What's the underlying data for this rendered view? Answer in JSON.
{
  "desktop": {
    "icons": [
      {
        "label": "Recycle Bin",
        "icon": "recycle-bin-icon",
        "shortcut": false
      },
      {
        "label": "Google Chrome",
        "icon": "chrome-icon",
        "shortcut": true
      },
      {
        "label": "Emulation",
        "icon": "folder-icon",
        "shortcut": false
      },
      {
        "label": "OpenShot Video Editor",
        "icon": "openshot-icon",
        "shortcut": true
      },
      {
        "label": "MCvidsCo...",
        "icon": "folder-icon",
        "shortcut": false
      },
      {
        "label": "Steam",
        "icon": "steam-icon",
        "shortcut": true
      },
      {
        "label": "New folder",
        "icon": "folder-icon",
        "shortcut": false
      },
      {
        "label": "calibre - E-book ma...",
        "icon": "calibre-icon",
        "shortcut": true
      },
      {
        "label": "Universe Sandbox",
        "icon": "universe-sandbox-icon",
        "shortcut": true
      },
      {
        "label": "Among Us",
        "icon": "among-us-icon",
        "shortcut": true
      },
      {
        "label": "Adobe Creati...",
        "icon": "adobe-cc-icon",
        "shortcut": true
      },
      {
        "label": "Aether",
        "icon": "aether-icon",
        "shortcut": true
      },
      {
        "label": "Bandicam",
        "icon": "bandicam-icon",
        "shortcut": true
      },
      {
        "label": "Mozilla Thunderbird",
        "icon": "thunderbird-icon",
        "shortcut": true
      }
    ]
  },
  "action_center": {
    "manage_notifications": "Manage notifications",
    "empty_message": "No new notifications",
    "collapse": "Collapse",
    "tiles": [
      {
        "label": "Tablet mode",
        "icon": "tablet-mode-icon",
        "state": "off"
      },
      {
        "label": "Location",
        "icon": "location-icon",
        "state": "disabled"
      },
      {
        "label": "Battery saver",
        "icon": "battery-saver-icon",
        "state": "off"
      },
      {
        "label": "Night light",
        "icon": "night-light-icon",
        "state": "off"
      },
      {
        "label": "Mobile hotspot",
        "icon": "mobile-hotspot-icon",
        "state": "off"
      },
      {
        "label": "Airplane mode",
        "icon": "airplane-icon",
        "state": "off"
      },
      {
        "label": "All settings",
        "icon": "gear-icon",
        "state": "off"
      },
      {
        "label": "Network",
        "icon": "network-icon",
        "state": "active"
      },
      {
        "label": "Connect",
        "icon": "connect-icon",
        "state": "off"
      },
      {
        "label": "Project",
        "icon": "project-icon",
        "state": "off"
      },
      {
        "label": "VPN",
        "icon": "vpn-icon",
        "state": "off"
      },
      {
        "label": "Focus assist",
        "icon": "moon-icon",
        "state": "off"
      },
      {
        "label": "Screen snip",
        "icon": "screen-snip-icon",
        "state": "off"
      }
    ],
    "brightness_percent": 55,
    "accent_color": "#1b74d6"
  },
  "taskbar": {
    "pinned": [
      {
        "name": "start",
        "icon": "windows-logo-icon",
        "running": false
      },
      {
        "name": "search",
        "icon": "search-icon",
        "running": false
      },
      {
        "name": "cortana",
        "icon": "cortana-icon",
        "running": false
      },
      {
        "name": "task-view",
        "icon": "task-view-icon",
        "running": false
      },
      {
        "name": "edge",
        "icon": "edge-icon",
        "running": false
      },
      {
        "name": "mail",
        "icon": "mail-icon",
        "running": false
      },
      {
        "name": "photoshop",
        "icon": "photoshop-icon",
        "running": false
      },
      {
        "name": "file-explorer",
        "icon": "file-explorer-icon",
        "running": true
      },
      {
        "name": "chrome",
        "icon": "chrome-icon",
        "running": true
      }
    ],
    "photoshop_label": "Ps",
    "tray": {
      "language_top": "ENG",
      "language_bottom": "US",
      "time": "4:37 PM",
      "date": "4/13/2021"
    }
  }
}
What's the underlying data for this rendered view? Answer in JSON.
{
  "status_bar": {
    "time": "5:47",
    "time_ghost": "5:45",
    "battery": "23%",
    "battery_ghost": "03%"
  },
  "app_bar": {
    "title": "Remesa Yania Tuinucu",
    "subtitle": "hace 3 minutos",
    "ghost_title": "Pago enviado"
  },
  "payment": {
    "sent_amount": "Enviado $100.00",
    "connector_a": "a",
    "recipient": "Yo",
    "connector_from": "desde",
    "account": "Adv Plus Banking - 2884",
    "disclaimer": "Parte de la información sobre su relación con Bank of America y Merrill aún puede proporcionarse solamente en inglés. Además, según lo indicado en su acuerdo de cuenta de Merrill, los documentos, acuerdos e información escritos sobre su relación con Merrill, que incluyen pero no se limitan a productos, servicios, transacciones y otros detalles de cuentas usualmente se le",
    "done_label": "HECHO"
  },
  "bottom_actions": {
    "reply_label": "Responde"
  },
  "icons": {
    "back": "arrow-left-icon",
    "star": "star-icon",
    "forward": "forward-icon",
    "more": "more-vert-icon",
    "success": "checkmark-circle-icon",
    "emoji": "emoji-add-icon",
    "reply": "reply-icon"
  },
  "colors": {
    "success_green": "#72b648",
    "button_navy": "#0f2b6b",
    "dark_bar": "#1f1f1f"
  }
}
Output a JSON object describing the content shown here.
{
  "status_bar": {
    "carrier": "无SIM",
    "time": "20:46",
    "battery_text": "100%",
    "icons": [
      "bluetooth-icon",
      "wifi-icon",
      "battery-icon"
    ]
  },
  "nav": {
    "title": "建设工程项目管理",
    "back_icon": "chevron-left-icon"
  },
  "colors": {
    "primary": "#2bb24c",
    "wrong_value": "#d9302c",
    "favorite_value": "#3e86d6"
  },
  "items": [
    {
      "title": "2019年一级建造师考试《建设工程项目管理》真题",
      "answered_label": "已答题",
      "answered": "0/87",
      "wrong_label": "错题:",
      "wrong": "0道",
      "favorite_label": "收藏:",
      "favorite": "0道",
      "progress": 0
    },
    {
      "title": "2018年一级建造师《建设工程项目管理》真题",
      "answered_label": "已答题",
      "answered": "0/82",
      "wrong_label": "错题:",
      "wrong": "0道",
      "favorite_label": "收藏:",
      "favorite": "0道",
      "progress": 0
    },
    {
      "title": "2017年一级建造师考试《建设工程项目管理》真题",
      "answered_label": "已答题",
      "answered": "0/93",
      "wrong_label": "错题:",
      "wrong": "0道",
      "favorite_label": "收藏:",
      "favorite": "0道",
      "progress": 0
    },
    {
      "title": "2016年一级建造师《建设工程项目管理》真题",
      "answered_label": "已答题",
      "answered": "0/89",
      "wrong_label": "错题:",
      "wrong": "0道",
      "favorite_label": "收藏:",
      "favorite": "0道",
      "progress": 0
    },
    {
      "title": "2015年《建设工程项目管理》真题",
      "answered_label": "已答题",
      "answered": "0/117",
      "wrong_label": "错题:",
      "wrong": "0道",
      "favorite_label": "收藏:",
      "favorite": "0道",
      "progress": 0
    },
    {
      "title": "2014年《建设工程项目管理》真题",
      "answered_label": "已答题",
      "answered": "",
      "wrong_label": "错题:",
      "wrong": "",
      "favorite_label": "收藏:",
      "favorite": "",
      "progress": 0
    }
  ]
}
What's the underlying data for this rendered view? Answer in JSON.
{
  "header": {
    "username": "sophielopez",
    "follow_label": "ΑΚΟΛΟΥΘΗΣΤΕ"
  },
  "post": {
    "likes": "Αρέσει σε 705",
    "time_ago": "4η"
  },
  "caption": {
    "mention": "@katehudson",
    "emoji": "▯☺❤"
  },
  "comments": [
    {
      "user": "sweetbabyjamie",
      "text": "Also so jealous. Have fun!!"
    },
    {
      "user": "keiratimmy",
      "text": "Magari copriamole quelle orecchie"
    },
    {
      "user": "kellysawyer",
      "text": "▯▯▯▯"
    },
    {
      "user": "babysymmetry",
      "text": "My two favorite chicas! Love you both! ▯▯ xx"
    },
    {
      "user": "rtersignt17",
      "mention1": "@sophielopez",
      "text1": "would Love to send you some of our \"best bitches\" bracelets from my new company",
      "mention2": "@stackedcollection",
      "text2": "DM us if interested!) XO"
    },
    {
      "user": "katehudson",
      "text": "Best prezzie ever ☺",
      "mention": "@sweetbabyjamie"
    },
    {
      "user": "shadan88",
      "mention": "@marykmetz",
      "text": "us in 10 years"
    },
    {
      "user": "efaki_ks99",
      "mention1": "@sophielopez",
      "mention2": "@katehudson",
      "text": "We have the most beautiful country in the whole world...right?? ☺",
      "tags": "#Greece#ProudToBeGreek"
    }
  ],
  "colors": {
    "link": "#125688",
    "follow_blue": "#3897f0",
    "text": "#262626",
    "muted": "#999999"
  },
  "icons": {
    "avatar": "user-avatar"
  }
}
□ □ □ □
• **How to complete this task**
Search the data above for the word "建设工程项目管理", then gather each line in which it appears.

• **Exercise answer**
    "title": "建设工程项目管理",
      "title": "2019年一级建造师考试《建设工程项目管理》真题",
      "title": "2018年一级建造师《建设工程项目管理》真题",
      "title": "2017年一级建造师考试《建设工程项目管理》真题",
      "title": "2016年一级建造师《建设工程项目管理》真题",
      "title": "2015年《建设工程项目管理》真题",
      "title": "2014年《建设工程项目管理》真题",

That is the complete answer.